Top of TASK INPUTS

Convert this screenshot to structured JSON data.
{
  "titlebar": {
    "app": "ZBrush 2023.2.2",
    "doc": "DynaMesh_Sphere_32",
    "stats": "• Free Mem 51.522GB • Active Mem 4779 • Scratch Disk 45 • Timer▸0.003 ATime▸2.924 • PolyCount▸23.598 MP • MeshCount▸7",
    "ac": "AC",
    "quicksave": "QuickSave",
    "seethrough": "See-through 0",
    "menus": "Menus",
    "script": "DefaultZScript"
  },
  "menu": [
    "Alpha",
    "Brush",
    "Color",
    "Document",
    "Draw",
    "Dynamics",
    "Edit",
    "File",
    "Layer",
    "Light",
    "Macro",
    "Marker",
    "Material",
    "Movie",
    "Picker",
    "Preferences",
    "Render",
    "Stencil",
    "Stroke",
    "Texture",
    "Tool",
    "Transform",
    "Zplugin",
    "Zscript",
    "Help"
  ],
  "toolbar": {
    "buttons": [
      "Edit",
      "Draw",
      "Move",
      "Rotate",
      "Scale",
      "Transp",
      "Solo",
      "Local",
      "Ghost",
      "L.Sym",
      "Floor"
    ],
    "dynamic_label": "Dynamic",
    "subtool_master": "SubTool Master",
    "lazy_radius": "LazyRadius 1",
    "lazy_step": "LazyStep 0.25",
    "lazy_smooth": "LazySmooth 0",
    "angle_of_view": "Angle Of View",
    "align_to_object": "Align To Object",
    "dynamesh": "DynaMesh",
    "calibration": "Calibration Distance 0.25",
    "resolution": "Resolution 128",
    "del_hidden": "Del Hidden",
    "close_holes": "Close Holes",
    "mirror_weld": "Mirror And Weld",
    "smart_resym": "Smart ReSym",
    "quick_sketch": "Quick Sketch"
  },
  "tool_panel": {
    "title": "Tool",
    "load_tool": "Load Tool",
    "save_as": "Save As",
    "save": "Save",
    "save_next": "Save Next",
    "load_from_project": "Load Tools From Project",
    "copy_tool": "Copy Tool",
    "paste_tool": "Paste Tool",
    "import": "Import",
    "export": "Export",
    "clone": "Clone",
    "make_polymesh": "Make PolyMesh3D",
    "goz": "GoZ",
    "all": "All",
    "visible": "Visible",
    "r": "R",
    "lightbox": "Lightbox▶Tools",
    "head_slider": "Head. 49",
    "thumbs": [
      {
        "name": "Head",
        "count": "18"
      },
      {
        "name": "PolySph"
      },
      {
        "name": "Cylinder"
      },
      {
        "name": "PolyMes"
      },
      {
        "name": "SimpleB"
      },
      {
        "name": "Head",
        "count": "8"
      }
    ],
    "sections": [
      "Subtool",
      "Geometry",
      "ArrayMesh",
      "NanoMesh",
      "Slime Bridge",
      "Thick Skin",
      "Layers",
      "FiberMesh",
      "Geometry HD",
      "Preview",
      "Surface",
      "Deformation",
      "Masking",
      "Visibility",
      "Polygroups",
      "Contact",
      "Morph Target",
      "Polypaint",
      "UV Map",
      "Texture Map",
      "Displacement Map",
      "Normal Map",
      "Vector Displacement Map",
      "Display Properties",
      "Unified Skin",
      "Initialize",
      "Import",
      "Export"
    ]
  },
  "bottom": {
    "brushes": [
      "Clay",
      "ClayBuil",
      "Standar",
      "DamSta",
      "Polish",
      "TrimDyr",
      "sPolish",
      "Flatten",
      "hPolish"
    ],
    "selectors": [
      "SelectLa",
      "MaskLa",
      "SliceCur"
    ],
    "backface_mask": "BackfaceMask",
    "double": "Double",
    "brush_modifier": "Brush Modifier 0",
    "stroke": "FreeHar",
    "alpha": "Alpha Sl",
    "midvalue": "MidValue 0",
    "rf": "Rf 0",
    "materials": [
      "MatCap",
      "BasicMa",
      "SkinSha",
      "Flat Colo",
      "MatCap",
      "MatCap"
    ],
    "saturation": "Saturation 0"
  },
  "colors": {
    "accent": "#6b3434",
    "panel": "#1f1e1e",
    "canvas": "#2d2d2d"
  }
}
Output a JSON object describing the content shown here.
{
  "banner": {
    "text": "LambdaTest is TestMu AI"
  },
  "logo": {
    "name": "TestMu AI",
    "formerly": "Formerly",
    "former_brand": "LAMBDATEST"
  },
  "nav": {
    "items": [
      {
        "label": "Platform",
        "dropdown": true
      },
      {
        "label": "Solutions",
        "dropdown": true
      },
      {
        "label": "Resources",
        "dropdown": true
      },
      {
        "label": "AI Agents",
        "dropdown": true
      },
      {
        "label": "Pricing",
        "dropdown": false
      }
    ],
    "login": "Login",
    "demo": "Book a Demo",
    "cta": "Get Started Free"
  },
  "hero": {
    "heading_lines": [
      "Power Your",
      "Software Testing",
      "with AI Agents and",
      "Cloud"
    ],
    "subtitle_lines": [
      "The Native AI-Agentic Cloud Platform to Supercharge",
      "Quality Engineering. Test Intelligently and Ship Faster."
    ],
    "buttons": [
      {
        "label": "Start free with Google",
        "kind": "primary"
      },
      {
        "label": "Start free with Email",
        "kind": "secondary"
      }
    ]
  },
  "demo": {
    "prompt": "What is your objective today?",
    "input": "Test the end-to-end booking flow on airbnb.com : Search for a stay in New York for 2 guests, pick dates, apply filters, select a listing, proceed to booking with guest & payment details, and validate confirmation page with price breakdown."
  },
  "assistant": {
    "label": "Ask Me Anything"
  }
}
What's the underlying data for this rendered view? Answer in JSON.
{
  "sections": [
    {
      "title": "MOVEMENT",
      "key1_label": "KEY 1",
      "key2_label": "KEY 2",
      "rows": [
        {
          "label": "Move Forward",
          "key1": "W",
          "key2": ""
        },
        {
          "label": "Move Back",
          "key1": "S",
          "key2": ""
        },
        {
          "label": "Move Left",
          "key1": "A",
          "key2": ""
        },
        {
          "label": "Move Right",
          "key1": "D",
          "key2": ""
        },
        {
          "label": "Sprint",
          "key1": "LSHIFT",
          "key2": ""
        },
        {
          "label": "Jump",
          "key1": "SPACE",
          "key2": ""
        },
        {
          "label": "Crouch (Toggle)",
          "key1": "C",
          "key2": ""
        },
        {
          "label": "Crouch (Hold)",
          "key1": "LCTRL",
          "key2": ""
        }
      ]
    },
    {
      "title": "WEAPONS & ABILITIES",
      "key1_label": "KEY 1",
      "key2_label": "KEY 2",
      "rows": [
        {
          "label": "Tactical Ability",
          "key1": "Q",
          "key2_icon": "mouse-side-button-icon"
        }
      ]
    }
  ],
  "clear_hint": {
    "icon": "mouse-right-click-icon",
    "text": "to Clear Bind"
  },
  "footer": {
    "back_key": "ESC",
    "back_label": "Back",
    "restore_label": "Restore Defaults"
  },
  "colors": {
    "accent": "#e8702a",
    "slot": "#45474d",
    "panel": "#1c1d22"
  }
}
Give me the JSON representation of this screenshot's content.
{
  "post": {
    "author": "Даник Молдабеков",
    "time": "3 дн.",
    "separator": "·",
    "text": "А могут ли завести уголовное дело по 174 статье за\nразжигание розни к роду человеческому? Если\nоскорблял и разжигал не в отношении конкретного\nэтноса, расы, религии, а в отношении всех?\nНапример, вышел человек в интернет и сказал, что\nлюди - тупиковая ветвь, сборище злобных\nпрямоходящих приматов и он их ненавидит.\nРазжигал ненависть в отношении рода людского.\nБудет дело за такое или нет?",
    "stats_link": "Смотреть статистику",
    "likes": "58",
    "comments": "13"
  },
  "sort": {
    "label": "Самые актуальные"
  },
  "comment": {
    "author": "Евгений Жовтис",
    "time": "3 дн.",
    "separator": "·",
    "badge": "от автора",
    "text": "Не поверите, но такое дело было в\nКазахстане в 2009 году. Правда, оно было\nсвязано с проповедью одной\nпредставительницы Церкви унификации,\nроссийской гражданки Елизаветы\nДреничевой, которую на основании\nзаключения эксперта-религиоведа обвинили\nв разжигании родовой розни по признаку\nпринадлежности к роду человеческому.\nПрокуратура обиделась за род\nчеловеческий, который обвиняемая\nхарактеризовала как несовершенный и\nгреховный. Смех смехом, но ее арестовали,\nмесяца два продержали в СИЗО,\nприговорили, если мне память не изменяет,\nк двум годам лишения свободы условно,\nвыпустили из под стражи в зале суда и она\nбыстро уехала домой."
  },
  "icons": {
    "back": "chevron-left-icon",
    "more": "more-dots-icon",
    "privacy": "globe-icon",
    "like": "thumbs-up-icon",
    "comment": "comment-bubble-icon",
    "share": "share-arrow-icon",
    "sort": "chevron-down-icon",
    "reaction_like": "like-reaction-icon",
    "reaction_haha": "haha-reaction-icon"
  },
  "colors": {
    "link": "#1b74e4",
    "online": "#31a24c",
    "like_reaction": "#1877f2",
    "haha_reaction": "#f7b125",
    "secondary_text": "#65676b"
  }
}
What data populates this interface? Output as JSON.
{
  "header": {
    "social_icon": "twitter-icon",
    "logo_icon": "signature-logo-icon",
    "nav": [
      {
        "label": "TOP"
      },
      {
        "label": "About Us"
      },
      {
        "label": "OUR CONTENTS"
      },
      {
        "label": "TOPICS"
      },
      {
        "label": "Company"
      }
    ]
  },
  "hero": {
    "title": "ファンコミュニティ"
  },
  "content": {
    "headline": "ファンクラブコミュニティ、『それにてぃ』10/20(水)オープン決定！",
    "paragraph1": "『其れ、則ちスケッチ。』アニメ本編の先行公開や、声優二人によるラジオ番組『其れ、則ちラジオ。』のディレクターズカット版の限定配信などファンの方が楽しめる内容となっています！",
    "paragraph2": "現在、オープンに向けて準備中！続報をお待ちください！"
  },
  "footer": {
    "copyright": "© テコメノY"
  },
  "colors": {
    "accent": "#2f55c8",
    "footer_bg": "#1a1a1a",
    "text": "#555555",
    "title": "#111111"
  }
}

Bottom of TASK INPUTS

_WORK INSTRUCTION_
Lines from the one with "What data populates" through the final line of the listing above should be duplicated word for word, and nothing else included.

_TASK ANSWER_
What data populates this interface? Output as JSON.
{
  "header": {
    "social_icon": "twitter-icon",
    "logo_icon": "signature-logo-icon",
    "nav": [
      {
        "label": "TOP"
      },
      {
        "label": "About Us"
      },
      {
        "label": "OUR CONTENTS"
      },
      {
        "label": "TOPICS"
      },
      {
        "label": "Company"
      }
    ]
  },
  "hero": {
    "title": "ファンコミュニティ"
  },
  "content": {
    "headline": "ファンクラブコミュニティ、『それにてぃ』10/20(水)オープン決定！",
    "paragraph1": "『其れ、則ちスケッチ。』アニメ本編の先行公開や、声優二人によるラジオ番組『其れ、則ちラジオ。』のディレクターズカット版の限定配信などファンの方が楽しめる内容となっています！",
    "paragraph2": "現在、オープンに向けて準備中！続報をお待ちください！"
  },
  "footer": {
    "copyright": "© テコメノY"
  },
  "colors": {
    "accent": "#2f55c8",
    "footer_bg": "#1a1a1a",
    "text": "#555555",
    "title": "#111111"
  }
}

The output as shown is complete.